Instructions for the task
Would you reproduce every record exactly, leaving out the pictures?
=====
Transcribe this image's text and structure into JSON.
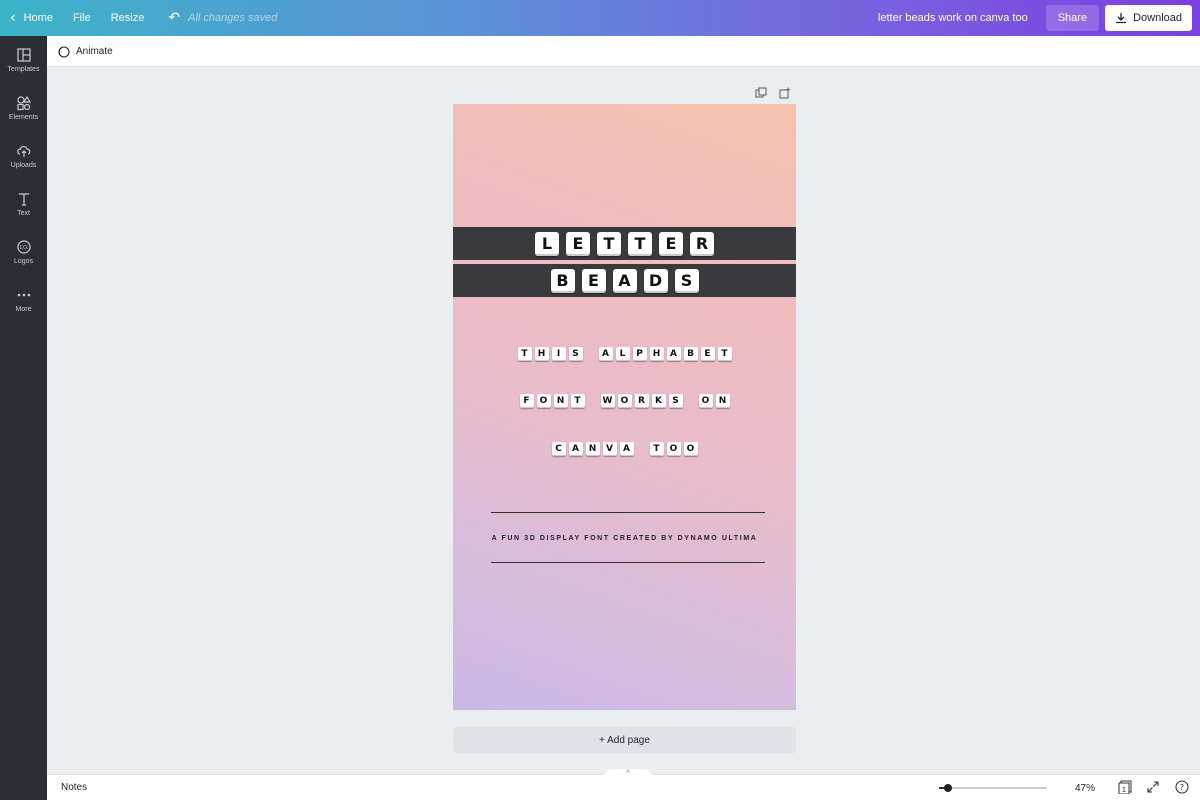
{
  "topbar": {
    "home_label": "Home",
    "file_label": "File",
    "resize_label": "Resize",
    "saved_status": "All changes saved",
    "doc_title": "letter beads work on canva too",
    "share_label": "Share",
    "download_label": "Download"
  },
  "sidebar": {
    "items": [
      {
        "label": "Templates",
        "icon": "templates-icon"
      },
      {
        "label": "Elements",
        "icon": "elements-icon"
      },
      {
        "label": "Uploads",
        "icon": "uploads-icon"
      },
      {
        "label": "Text",
        "icon": "text-icon"
      },
      {
        "label": "Logos",
        "icon": "logos-icon"
      },
      {
        "label": "More",
        "icon": "more-icon"
      }
    ]
  },
  "toolbar": {
    "animate_label": "Animate"
  },
  "design": {
    "title_line1": [
      "L",
      "E",
      "T",
      "T",
      "E",
      "R"
    ],
    "title_line2": [
      "B",
      "E",
      "A",
      "D",
      "S"
    ],
    "body_lines": [
      [
        "T",
        "H",
        "I",
        "S",
        " ",
        "A",
        "L",
        "P",
        "H",
        "A",
        "B",
        "E",
        "T"
      ],
      [
        "F",
        "O",
        "N",
        "T",
        " ",
        "W",
        "O",
        "R",
        "K",
        "S",
        " ",
        "O",
        "N"
      ],
      [
        "C",
        "A",
        "N",
        "V",
        "A",
        " ",
        "T",
        "O",
        "O"
      ]
    ],
    "tagline": "A FUN 3D DISPLAY FONT CREATED BY DYNAMO ULTIMA",
    "colors": {
      "band": "#3a3a3c",
      "gradient_top": "#f4c1ae",
      "gradient_bottom": "#c9b8e8"
    }
  },
  "add_page_label": "+ Add page",
  "bottombar": {
    "notes_label": "Notes",
    "zoom_value": "47%",
    "zoom_fraction": 0.08,
    "page_count": "1"
  }
}
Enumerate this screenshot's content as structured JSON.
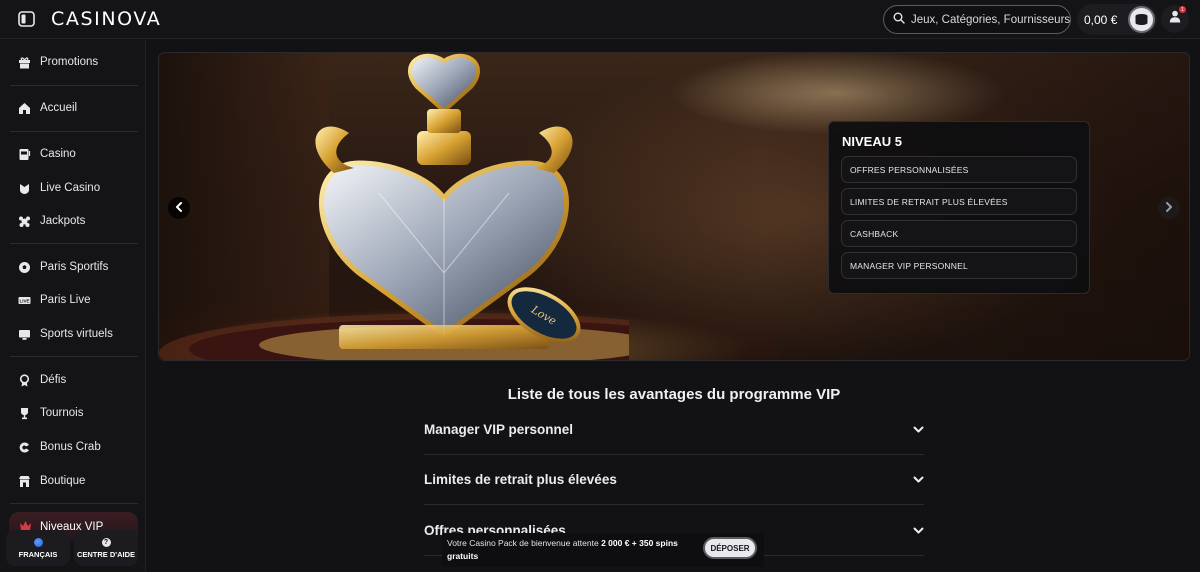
{
  "header": {
    "logo": "CASINOVA",
    "search_placeholder": "Jeux, Catégories, Fournisseurs",
    "balance": "0,00 €",
    "notification_count": "1"
  },
  "sidebar": {
    "items": [
      {
        "label": "Promotions",
        "icon": "gift-icon"
      },
      {
        "label": "Accueil",
        "icon": "home-icon"
      },
      {
        "label": "Casino",
        "icon": "slot-machine-icon"
      },
      {
        "label": "Live Casino",
        "icon": "live-casino-icon"
      },
      {
        "label": "Jackpots",
        "icon": "jackpot-icon"
      },
      {
        "label": "Paris Sportifs",
        "icon": "soccer-ball-icon"
      },
      {
        "label": "Paris Live",
        "icon": "live-betting-icon"
      },
      {
        "label": "Sports virtuels",
        "icon": "virtual-sports-icon"
      },
      {
        "label": "Défis",
        "icon": "medal-icon"
      },
      {
        "label": "Tournois",
        "icon": "trophy-icon"
      },
      {
        "label": "Bonus Crab",
        "icon": "crab-icon"
      },
      {
        "label": "Boutique",
        "icon": "shop-icon"
      }
    ],
    "vip_label": "Niveaux VIP",
    "language_label": "FRANÇAIS",
    "help_label": "CENTRE D'AIDE"
  },
  "banner": {
    "level_title": "NIVEAU 5",
    "perks": [
      "OFFRES PERSONNALISÉES",
      "LIMITES DE RETRAIT PLUS ÉLEVÉES",
      "CASHBACK",
      "MANAGER VIP PERSONNEL"
    ]
  },
  "benefits": {
    "title": "Liste de tous les avantages du programme VIP",
    "items": [
      "Manager VIP personnel",
      "Limites de retrait plus élevées",
      "Offres personnalisées"
    ]
  },
  "promo": {
    "text_prefix": "Votre Casino Pack de bienvenue attente",
    "amount": "2 000 € + 350 spins",
    "text_suffix": "gratuits",
    "deposit_label": "DÉPOSER"
  },
  "colors": {
    "background": "#121215",
    "sidebar": "#141417",
    "vip_accent": "#c0303a",
    "notification": "#e0343a"
  }
}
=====
Exercise output
Transcribe this image's text and structure into JSON.
{
  "topbar": {
    "home_label": "Home",
    "file_label": "File",
    "resize_label": "Resize",
    "saved_status": "All changes saved",
    "doc_title": "letter beads work on canva too",
    "share_label": "Share",
    "download_label": "Download"
  },
  "sidebar": {
    "items": [
      {
        "label": "Templates",
        "icon": "templates-icon"
      },
      {
        "label": "Elements",
        "icon": "elements-icon"
      },
      {
        "label": "Uploads",
        "icon": "uploads-icon"
      },
      {
        "label": "Text",
        "icon": "text-icon"
      },
      {
        "label": "Logos",
        "icon": "logos-icon"
      },
      {
        "label": "More",
        "icon": "more-icon"
      }
    ]
  },
  "toolbar": {
    "animate_label": "Animate"
  },
  "design": {
    "title_line1": [
      "L",
      "E",
      "T",
      "T",
      "E",
      "R"
    ],
    "title_line2": [
      "B",
      "E",
      "A",
      "D",
      "S"
    ],
    "body_lines": [
      [
        "T",
        "H",
        "I",
        "S",
        " ",
        "A",
        "L",
        "P",
        "H",
        "A",
        "B",
        "E",
        "T"
      ],
      [
        "F",
        "O",
        "N",
        "T",
        " ",
        "W",
        "O",
        "R",
        "K",
        "S",
        " ",
        "O",
        "N"
      ],
      [
        "C",
        "A",
        "N",
        "V",
        "A",
        " ",
        "T",
        "O",
        "O"
      ]
    ],
    "tagline": "A FUN 3D DISPLAY FONT CREATED BY DYNAMO ULTIMA",
    "colors": {
      "band": "#3a3a3c",
      "gradient_top": "#f4c1ae",
      "gradient_bottom": "#c9b8e8"
    }
  },
  "add_page_label": "+ Add page",
  "bottombar": {
    "notes_label": "Notes",
    "zoom_value": "47%",
    "zoom_fraction": 0.08,
    "page_count": "1"
  }
}
Enumerate this screenshot's content as structured JSON.
{
  "header": {
    "logo": "CASINOVA",
    "search_placeholder": "Jeux, Catégories, Fournisseurs",
    "balance": "0,00 €",
    "notification_count": "1"
  },
  "sidebar": {
    "items": [
      {
        "label": "Promotions",
        "icon": "gift-icon"
      },
      {
        "label": "Accueil",
        "icon": "home-icon"
      },
      {
        "label": "Casino",
        "icon": "slot-machine-icon"
      },
      {
        "label": "Live Casino",
        "icon": "live-casino-icon"
      },
      {
        "label": "Jackpots",
        "icon": "jackpot-icon"
      },
      {
        "label": "Paris Sportifs",
        "icon": "soccer-ball-icon"
      },
      {
        "label": "Paris Live",
        "icon": "live-betting-icon"
      },
      {
        "label": "Sports virtuels",
        "icon": "virtual-sports-icon"
      },
      {
        "label": "Défis",
        "icon": "medal-icon"
      },
      {
        "label": "Tournois",
        "icon": "trophy-icon"
      },
      {
        "label": "Bonus Crab",
        "icon": "crab-icon"
      },
      {
        "label": "Boutique",
        "icon": "shop-icon"
      }
    ],
    "vip_label": "Niveaux VIP",
    "language_label": "FRANÇAIS",
    "help_label": "CENTRE D'AIDE"
  },
  "banner": {
    "level_title": "NIVEAU 5",
    "perks": [
      "OFFRES PERSONNALISÉES",
      "LIMITES DE RETRAIT PLUS ÉLEVÉES",
      "CASHBACK",
      "MANAGER VIP PERSONNEL"
    ]
  },
  "benefits": {
    "title": "Liste de tous les avantages du programme VIP",
    "items": [
      "Manager VIP personnel",
      "Limites de retrait plus élevées",
      "Offres personnalisées"
    ]
  },
  "promo": {
    "text_prefix": "Votre Casino Pack de bienvenue attente",
    "amount": "2 000 € + 350 spins",
    "text_suffix": "gratuits",
    "deposit_label": "DÉPOSER"
  },
  "colors": {
    "background": "#121215",
    "sidebar": "#141417",
    "vip_accent": "#c0303a",
    "notification": "#e0343a"
  }
}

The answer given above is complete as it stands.